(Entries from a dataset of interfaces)
· · · · ·

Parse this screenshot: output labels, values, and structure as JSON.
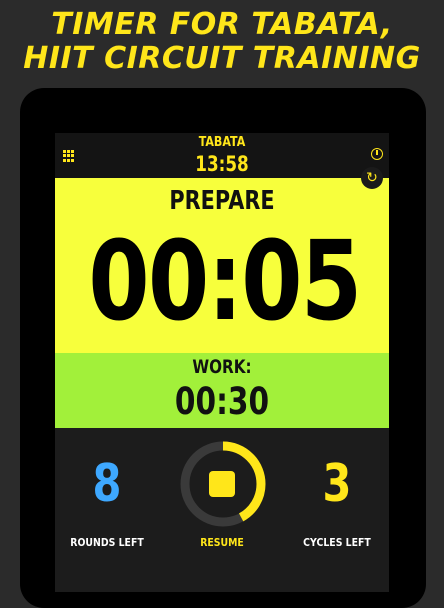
{
  "headline": {
    "line1": "TIMER FOR TABATA,",
    "line2": "HIIT CIRCUIT TRAINING"
  },
  "topbar": {
    "program": "TABATA",
    "clock": "13:58"
  },
  "phase": {
    "label": "PREPARE",
    "countdown": "00:05"
  },
  "next": {
    "label": "WORK:",
    "time": "00:30"
  },
  "stats": {
    "rounds_value": "8",
    "rounds_label": "ROUNDS LEFT",
    "resume_label": "RESUME",
    "cycles_value": "3",
    "cycles_label": "CYCLES LEFT"
  },
  "progress_fraction": 0.42,
  "colors": {
    "accent": "#ffe61a",
    "phase_bg": "#f7ff3c",
    "next_bg": "#a2f03a",
    "rounds": "#3ea8ff"
  }
}
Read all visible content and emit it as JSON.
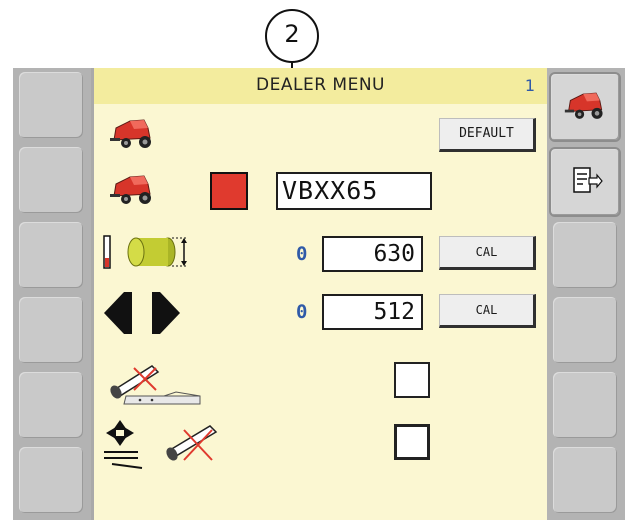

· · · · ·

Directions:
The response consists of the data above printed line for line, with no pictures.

Written answer:
Parse this screenshot: output labels, values, and structure as JSON.
{
  "headline": {
    "line1": "TIMER FOR TABATA,",
    "line2": "HIIT CIRCUIT TRAINING"
  },
  "topbar": {
    "program": "TABATA",
    "clock": "13:58"
  },
  "phase": {
    "label": "PREPARE",
    "countdown": "00:05"
  },
  "next": {
    "label": "WORK:",
    "time": "00:30"
  },
  "stats": {
    "rounds_value": "8",
    "rounds_label": "ROUNDS LEFT",
    "resume_label": "RESUME",
    "cycles_value": "3",
    "cycles_label": "CYCLES LEFT"
  },
  "progress_fraction": 0.42,
  "colors": {
    "accent": "#ffe61a",
    "phase_bg": "#f7ff3c",
    "next_bg": "#a2f03a",
    "rounds": "#3ea8ff"
  }
}
Read all visible content and emit it as JSON.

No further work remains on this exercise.